The restaurant was a big success. The townspeople of Hadley, Amherst, and Northampton spread word of this hidden jewel as it was very difficult to see from Rt. 9. One of the best things a restaurant could hope for took place: once people came, they kept coming back. Mi Tierra established a friend base, and an unusually high percentage of the people coming for the fresh food and ingredients were regulars who needed their “Mi Tierra fix”, some coming as often as two or three times a week. It was a true family operation: Dora out front and Jorge helping out in the back. Their sisters Teresa and Virginia, and later nieces, daughters, and sons also joined in to the growing business. Dora and Jorge’s daughters Estela and Alejandra could frequently be seen running around the restaurant doing small tasks, or just wanting their mother!
Dora, Jorge and Family quietly reinvested all of their increasing funds back into their business, buying kitchen equipment and continuing expanding.

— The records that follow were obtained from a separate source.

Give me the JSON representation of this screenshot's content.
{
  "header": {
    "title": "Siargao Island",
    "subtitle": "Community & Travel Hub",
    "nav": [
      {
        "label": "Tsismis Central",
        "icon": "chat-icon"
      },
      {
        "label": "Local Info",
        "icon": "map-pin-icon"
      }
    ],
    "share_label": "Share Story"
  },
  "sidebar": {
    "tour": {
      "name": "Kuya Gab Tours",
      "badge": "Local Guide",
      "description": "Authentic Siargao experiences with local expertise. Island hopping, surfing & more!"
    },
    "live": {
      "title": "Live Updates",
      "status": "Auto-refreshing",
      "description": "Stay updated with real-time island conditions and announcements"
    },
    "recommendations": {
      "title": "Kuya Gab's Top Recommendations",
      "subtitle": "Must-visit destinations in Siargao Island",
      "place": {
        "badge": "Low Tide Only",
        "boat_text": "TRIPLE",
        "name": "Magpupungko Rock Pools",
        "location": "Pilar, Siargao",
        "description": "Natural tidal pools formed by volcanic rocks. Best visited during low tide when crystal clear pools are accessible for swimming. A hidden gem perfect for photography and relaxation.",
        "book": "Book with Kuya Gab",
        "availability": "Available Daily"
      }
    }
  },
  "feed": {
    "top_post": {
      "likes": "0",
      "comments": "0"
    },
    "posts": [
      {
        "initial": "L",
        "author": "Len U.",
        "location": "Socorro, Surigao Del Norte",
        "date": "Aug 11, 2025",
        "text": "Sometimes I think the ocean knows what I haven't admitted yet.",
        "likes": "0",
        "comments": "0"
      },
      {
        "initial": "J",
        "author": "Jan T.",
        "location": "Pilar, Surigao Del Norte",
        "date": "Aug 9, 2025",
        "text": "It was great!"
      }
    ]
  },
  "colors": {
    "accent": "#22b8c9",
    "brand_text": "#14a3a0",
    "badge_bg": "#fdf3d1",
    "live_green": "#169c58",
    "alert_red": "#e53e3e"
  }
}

In 2010, the adjoining Hadley Pub was bought out by Mi Tierra. The family tore down the wall separating the two businesses, and incorporated the bar into the restaurant. Business continued to increase, they started offering wine and beer, which led to tequila, which led to margaritas…The margaritas were served with the best sour mix around, only using freshly squeezed oranges and limes and fruits.
The year 2013 was a year that showed real promise. The menu was totally revamped and new items added to the already large list of selections . Dora, Jorge and family began their true plan to provide the Valley with the freshest ingredients available. They wanted their food to be as traditional as possible. They wanted the tortillas to come from scratch, using local corn. A friend farmer planted Mexican corn seed. Yellow, red and purple corn kernels. The plants grew up…but without any corn at all! It was simply too cold for the corn to sprout.
They purchased a new automated tortilla machine to better serve the raising tortilla demand for the restaurant and for retail sale. Meanwhile another friend had grown wonderful heirloom yellow corn. They started processing the corn and found out that it worked great, In the meantime, Mi Tierra had perfected both making Nixtamal and using their tortilla maker, which could process 2200 tortillas in an hour with about 150 pounds of nixtamal at a time.
Then the American dream was postponed. Dora, Jorge and Family truly believe that everything happens for a reason. In October 27th 2013 a fire destroyed the plaza taking to the ground a dozen of business including Mi Tierra. A family investment of time, sweat and love for the past ten years was destroyed in a blink of an eye. Ten years of hard work were gone in few minutes. Hadley has become a coveted spot for business bringing some national changes and some multinational business making real estate extremely expensive in consequence almost impossible for Mi Tierra to reopen.
After 13 months Mi Tierra finally re-opened! We were able to re-open thanks to the wonderful help of family , friends , local businesses , town authorities , our attorney , a community minded financial institution and many anonymous people who helped for the only reason they are amazing people with great heart.
The American Dream continues…